This week’s eNewsletter Feature
was written by Jim Teague
FPCE director of communications.
I have never been good at living life day by day. Not ever.
Whether it’s looking forward to Christmas while enjoying the hot days of July, or planning a family vacation for next summer, even before we’ve taken the one planned for this fall, I regularly work to have something to look forward to far ahead in the calendar rather than just taking each rotation of the Earth as it comes.
As I’ve shared before, I am also quite adept at cooking up a family-sized batch of future worries. I do this on a regular basis despite my personal experience of God’s goodness, and that worry is a waste of time. My experience is that God is fully capable of keeping the vast majority of those predicted catastrophes from ever coming to reality… and using the few troubles that do come my way for his purposes and his glory. And, yet, I worry with clock-like regularity.
This Sunday, Rev. Amanda Golbek will be preaching from Luke 11:1-13, which includes The Lord’s Prayer (verses 1-4) as well the example of the Good Father who knows enough not to hand out serpents when his children ask for fish or scorpions when they ask for eggs (verses 9-13). Tucked in between those two sections is the suggestion that we often get good things simply because we are persistent in asking, despite not having earned them through our actions or pursuit of personal holiness.
The juxtaposition of The Lord’s Prayer and those examples of good giving (and getting) had always been lost on me — until just now. It can’t be an accident that Jesus followed up his blueprint for effective prayer by reminding his disciples that good things come to us because GOD IS GOOD. It’s not because we get our prayers right, ask with selfless intention, or have planned in advance for just the right time to have a need worthy of praying about.
In The Lord’s Prayer, Jesus sets the example that we are trusting God for what we need today (though some translations’ footnotes indicate verse 3 might also be translated as “give us our bread for tomorrow”). When we consider how the Israelites who wandered the desert for 40 years were instructed to gather only enough manna for that day (except before the Sabbath), we shouldn’t be surprised that God wants us to trust him on a daily basis — for everything.
Easier said than done, for me at least. In many ways, I am far better at distracted living than I am at engaging in positive, Christ-focused thinking as a regular personal practice.
Lately I have worked harder at appreciating the little things, like the kind smile of a cashier, or funny interactions with people on elevators or in line at the pharmacy, or even when a fellow driver shows some unexpected courtesy. Rather than writing it off as just another part of just another day, I’m working to bank those experiences and hold them up against each day’s withering barrage of tragic news and repetitive challenges.

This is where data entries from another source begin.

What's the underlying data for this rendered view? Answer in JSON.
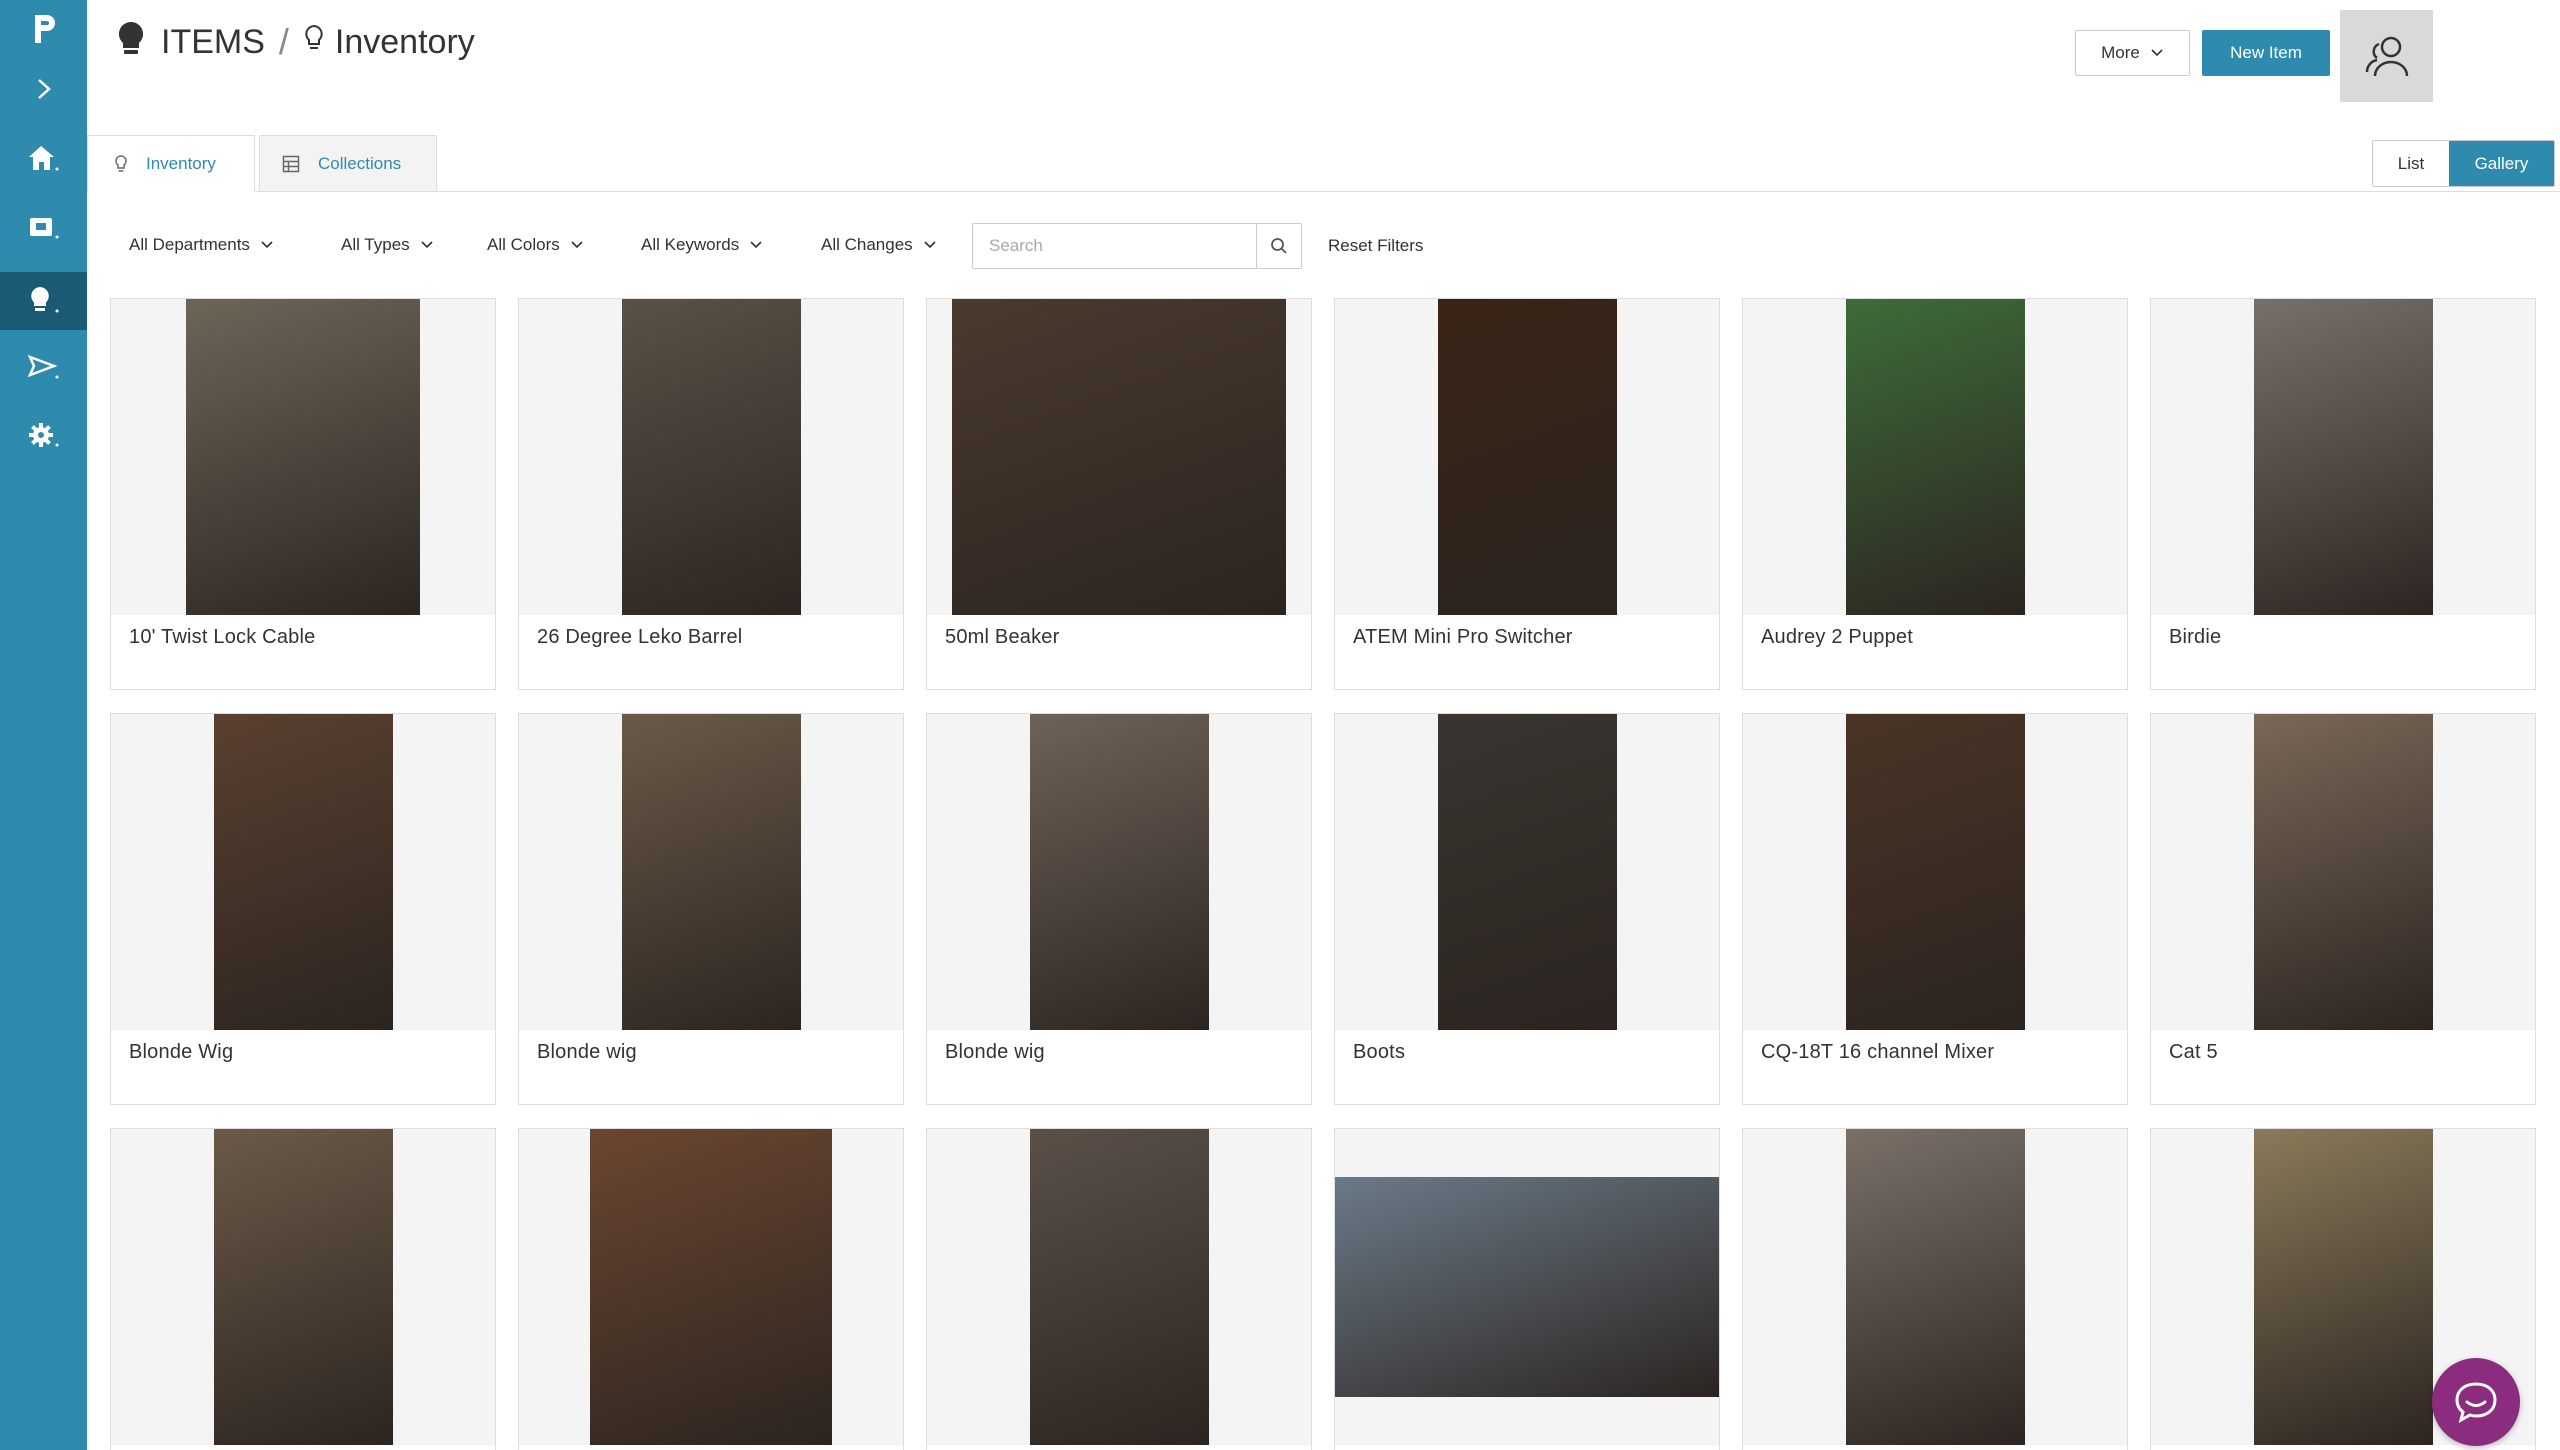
{
  "colors": {
    "brand": "#2e8bae",
    "sidebar_active": "#1a5a75",
    "chat": "#8b2c7e"
  },
  "sidebar": {
    "items": [
      {
        "icon": "logo-icon"
      },
      {
        "icon": "chevron-right-icon"
      },
      {
        "icon": "home-icon"
      },
      {
        "icon": "id-card-icon"
      },
      {
        "icon": "lightbulb-icon",
        "active": true
      },
      {
        "icon": "send-icon"
      },
      {
        "icon": "gear-icon"
      }
    ]
  },
  "header": {
    "section": "ITEMS",
    "separator": "/",
    "page": "Inventory",
    "more_label": "More",
    "new_item_label": "New Item"
  },
  "tabs": [
    {
      "label": "Inventory",
      "active": true
    },
    {
      "label": "Collections",
      "active": false
    }
  ],
  "view_toggle": {
    "list_label": "List",
    "gallery_label": "Gallery",
    "selected": "Gallery"
  },
  "filters": {
    "departments": "All Departments",
    "types": "All Types",
    "colors": "All Colors",
    "keywords": "All Keywords",
    "changes": "All Changes",
    "search_placeholder": "Search",
    "reset_label": "Reset Filters"
  },
  "items": [
    {
      "name": "10' Twist Lock Cable",
      "color": "#6e6558"
    },
    {
      "name": "26 Degree Leko Barrel",
      "color": "#5a5147"
    },
    {
      "name": "50ml Beaker",
      "color": "#4a3a2e"
    },
    {
      "name": "ATEM Mini Pro Switcher",
      "color": "#3a2416"
    },
    {
      "name": "Audrey 2 Puppet",
      "color": "#3e6b3a"
    },
    {
      "name": "Birdie",
      "color": "#77706a"
    },
    {
      "name": "Blonde Wig",
      "color": "#5a4030"
    },
    {
      "name": "Blonde wig",
      "color": "#6a5a48"
    },
    {
      "name": "Blonde wig",
      "color": "#6e6258"
    },
    {
      "name": "Boots",
      "color": "#3a3530"
    },
    {
      "name": "CQ-18T 16 channel Mixer",
      "color": "#4a3426"
    },
    {
      "name": "Cat 5",
      "color": "#7a6858"
    },
    {
      "name": "",
      "color": "#6b5a48"
    },
    {
      "name": "",
      "color": "#6b4630"
    },
    {
      "name": "",
      "color": "#5a5048"
    },
    {
      "name": "",
      "color": "#6a7a88"
    },
    {
      "name": "",
      "color": "#7a7068"
    },
    {
      "name": "",
      "color": "#8a7a5a"
    }
  ]
}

I’ve always tended to walk through life with a smile on my face (with some definite exceptions), but, more often than not, the smile has been a mask meant to help avoid conflict rather than the true reflection of the state of my soul. Personally, I think it is a better tactic than walking around with a sour expression everywhere I go, and it often results in smiles and nods reflected back to me throughout the day. The difference now is that I am consciously collecting those positive reflections and using them to warm my heart.
I don’t look at this as some kind of Pollyanna, power-of-positive-thinking exercise, blindly strolling through life in some sort of shallow self-delusion. Rather, I think of it as gathering bits and pieces of my emotional daily bread where I find them.
In a world where many point to the headlines and conclude that God is either unconcerned or just plain cruel, I am finding that my trust in the goodness and trustworthiness of God is growing, albeit slowly.
I’m looking forward to seeing as many of you as can be there at our service this Sunday, whether in person or online.
FPCE director of communications